All of the data that follows is to be printed exactly, without pictures.

================================

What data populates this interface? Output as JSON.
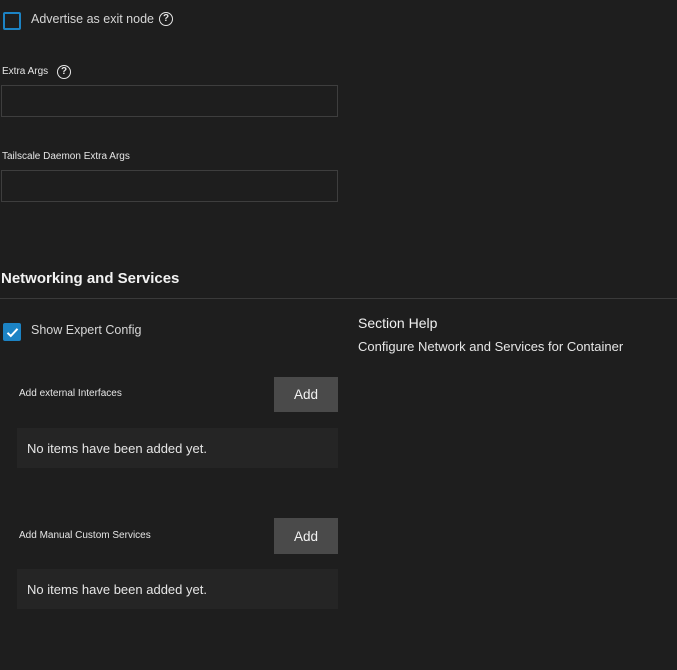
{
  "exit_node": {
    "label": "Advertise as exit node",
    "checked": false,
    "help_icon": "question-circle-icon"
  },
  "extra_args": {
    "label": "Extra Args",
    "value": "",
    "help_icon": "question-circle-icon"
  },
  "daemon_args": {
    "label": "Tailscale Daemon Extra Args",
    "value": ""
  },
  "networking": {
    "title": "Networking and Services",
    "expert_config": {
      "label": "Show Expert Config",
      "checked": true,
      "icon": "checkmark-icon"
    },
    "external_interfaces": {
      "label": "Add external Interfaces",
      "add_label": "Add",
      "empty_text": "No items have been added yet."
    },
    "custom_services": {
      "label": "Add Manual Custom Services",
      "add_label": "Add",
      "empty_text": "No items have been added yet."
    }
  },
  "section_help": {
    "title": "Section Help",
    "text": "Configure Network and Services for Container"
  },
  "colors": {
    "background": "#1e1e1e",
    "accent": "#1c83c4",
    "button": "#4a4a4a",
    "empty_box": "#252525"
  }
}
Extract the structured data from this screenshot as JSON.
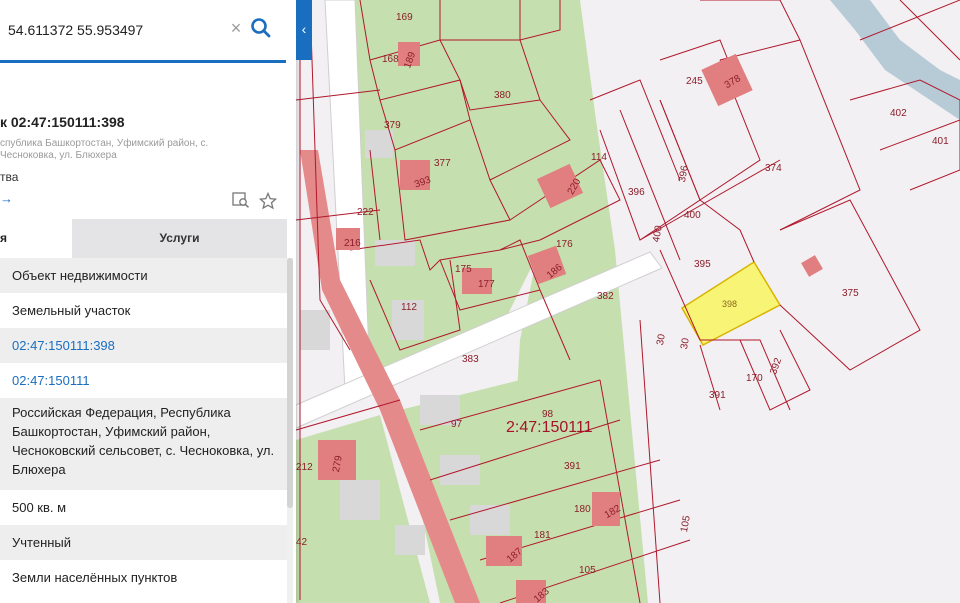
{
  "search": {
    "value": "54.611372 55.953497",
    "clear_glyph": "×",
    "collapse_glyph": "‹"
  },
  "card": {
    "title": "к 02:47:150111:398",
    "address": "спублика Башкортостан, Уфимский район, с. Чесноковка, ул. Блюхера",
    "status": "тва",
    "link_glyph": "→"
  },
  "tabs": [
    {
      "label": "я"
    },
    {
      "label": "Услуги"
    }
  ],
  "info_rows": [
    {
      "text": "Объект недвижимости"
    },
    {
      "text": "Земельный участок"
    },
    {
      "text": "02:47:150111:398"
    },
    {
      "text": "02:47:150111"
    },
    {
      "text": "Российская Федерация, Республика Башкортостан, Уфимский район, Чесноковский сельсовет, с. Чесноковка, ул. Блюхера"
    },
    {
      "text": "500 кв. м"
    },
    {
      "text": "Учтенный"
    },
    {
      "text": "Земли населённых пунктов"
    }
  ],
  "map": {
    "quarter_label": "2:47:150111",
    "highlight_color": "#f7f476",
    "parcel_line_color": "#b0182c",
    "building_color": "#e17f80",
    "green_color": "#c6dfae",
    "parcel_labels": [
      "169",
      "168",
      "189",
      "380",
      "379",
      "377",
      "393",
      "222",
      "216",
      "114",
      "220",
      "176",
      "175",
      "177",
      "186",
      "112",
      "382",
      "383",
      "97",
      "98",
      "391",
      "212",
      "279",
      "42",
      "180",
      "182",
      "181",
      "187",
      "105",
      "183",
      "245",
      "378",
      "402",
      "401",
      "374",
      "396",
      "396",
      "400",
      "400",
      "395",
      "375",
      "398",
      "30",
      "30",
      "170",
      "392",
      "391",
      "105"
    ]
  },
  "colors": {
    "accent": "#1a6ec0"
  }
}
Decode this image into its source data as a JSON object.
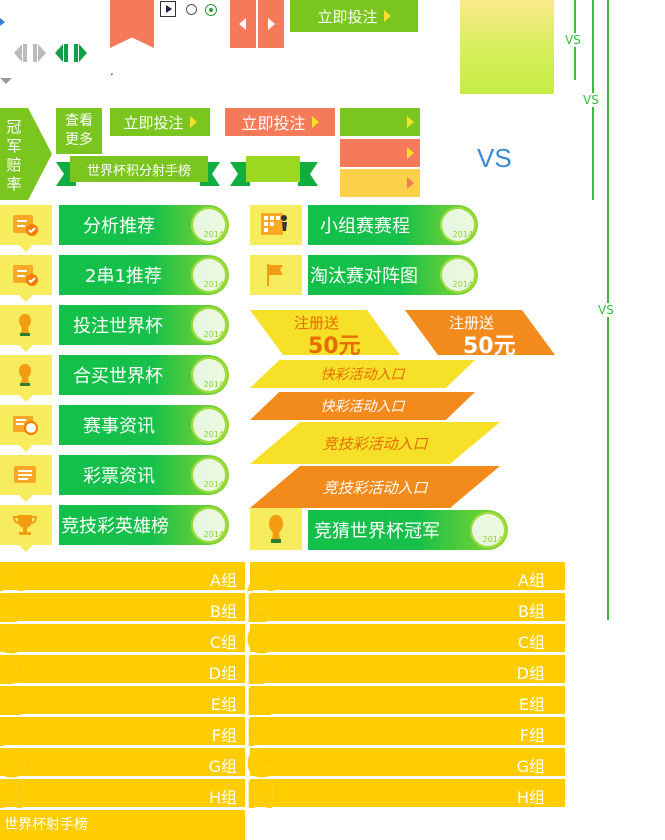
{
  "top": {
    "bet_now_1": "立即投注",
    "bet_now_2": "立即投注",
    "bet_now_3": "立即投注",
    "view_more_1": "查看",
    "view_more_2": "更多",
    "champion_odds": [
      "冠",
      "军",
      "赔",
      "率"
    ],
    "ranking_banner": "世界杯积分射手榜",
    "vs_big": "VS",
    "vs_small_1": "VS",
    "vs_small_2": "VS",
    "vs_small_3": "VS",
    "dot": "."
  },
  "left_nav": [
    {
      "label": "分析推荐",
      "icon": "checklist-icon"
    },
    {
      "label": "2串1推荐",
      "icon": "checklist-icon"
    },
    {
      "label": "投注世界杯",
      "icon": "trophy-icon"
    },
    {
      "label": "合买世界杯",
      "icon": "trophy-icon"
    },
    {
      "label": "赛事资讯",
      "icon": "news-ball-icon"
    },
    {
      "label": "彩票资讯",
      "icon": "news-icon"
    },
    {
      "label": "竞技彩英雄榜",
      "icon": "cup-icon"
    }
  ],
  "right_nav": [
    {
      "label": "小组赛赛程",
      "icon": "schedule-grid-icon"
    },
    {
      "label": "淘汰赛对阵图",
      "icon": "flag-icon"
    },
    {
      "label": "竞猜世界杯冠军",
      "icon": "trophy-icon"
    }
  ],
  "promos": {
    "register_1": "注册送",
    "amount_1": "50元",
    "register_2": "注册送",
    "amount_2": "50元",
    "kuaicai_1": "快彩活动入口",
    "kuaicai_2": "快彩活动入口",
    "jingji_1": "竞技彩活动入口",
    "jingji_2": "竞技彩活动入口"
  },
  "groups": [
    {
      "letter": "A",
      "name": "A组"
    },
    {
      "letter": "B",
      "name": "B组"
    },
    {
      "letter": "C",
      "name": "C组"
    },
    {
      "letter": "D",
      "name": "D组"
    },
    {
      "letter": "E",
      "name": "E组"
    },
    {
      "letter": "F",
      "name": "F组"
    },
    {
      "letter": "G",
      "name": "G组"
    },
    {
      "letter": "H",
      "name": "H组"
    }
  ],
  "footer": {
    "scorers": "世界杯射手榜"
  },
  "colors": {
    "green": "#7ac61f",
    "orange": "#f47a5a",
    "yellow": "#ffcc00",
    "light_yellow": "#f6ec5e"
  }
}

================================

Response:
What data populates this interface? Output as JSON.
{
  "exit_node": {
    "label": "Advertise as exit node",
    "checked": false,
    "help_icon": "question-circle-icon"
  },
  "extra_args": {
    "label": "Extra Args",
    "value": "",
    "help_icon": "question-circle-icon"
  },
  "daemon_args": {
    "label": "Tailscale Daemon Extra Args",
    "value": ""
  },
  "networking": {
    "title": "Networking and Services",
    "expert_config": {
      "label": "Show Expert Config",
      "checked": true,
      "icon": "checkmark-icon"
    },
    "external_interfaces": {
      "label": "Add external Interfaces",
      "add_label": "Add",
      "empty_text": "No items have been added yet."
    },
    "custom_services": {
      "label": "Add Manual Custom Services",
      "add_label": "Add",
      "empty_text": "No items have been added yet."
    }
  },
  "section_help": {
    "title": "Section Help",
    "text": "Configure Network and Services for Container"
  },
  "colors": {
    "background": "#1e1e1e",
    "accent": "#1c83c4",
    "button": "#4a4a4a",
    "empty_box": "#252525"
  }
}
Extract the structured data from this screenshot as JSON.
{
  "search": {
    "value": "54.611372 55.953497",
    "clear_glyph": "×",
    "collapse_glyph": "‹"
  },
  "card": {
    "title": "к 02:47:150111:398",
    "address": "спублика Башкортостан, Уфимский район, с. Чесноковка, ул. Блюхера",
    "status": "тва",
    "link_glyph": "→"
  },
  "tabs": [
    {
      "label": "я"
    },
    {
      "label": "Услуги"
    }
  ],
  "info_rows": [
    {
      "text": "Объект недвижимости"
    },
    {
      "text": "Земельный участок"
    },
    {
      "text": "02:47:150111:398"
    },
    {
      "text": "02:47:150111"
    },
    {
      "text": "Российская Федерация, Республика Башкортостан, Уфимский район, Чесноковский сельсовет, с. Чесноковка, ул. Блюхера"
    },
    {
      "text": "500 кв. м"
    },
    {
      "text": "Учтенный"
    },
    {
      "text": "Земли населённых пунктов"
    }
  ],
  "map": {
    "quarter_label": "2:47:150111",
    "highlight_color": "#f7f476",
    "parcel_line_color": "#b0182c",
    "building_color": "#e17f80",
    "green_color": "#c6dfae",
    "parcel_labels": [
      "169",
      "168",
      "189",
      "380",
      "379",
      "377",
      "393",
      "222",
      "216",
      "114",
      "220",
      "176",
      "175",
      "177",
      "186",
      "112",
      "382",
      "383",
      "97",
      "98",
      "391",
      "212",
      "279",
      "42",
      "180",
      "182",
      "181",
      "187",
      "105",
      "183",
      "245",
      "378",
      "402",
      "401",
      "374",
      "396",
      "396",
      "400",
      "400",
      "395",
      "375",
      "398",
      "30",
      "30",
      "170",
      "392",
      "391",
      "105"
    ]
  },
  "colors": {
    "accent": "#1a6ec0"
  }
}
Decode this image into its source data as a JSON object.
{
  "top": {
    "bet_now_1": "立即投注",
    "bet_now_2": "立即投注",
    "bet_now_3": "立即投注",
    "view_more_1": "查看",
    "view_more_2": "更多",
    "champion_odds": [
      "冠",
      "军",
      "赔",
      "率"
    ],
    "ranking_banner": "世界杯积分射手榜",
    "vs_big": "VS",
    "vs_small_1": "VS",
    "vs_small_2": "VS",
    "vs_small_3": "VS",
    "dot": "."
  },
  "left_nav": [
    {
      "label": "分析推荐",
      "icon": "checklist-icon"
    },
    {
      "label": "2串1推荐",
      "icon": "checklist-icon"
    },
    {
      "label": "投注世界杯",
      "icon": "trophy-icon"
    },
    {
      "label": "合买世界杯",
      "icon": "trophy-icon"
    },
    {
      "label": "赛事资讯",
      "icon": "news-ball-icon"
    },
    {
      "label": "彩票资讯",
      "icon": "news-icon"
    },
    {
      "label": "竞技彩英雄榜",
      "icon": "cup-icon"
    }
  ],
  "right_nav": [
    {
      "label": "小组赛赛程",
      "icon": "schedule-grid-icon"
    },
    {
      "label": "淘汰赛对阵图",
      "icon": "flag-icon"
    },
    {
      "label": "竞猜世界杯冠军",
      "icon": "trophy-icon"
    }
  ],
  "promos": {
    "register_1": "注册送",
    "amount_1": "50元",
    "register_2": "注册送",
    "amount_2": "50元",
    "kuaicai_1": "快彩活动入口",
    "kuaicai_2": "快彩活动入口",
    "jingji_1": "竞技彩活动入口",
    "jingji_2": "竞技彩活动入口"
  },
  "groups": [
    {
      "letter": "A",
      "name": "A组"
    },
    {
      "letter": "B",
      "name": "B组"
    },
    {
      "letter": "C",
      "name": "C组"
    },
    {
      "letter": "D",
      "name": "D组"
    },
    {
      "letter": "E",
      "name": "E组"
    },
    {
      "letter": "F",
      "name": "F组"
    },
    {
      "letter": "G",
      "name": "G组"
    },
    {
      "letter": "H",
      "name": "H组"
    }
  ],
  "footer": {
    "scorers": "世界杯射手榜"
  },
  "colors": {
    "green": "#7ac61f",
    "orange": "#f47a5a",
    "yellow": "#ffcc00",
    "light_yellow": "#f6ec5e"
  }
}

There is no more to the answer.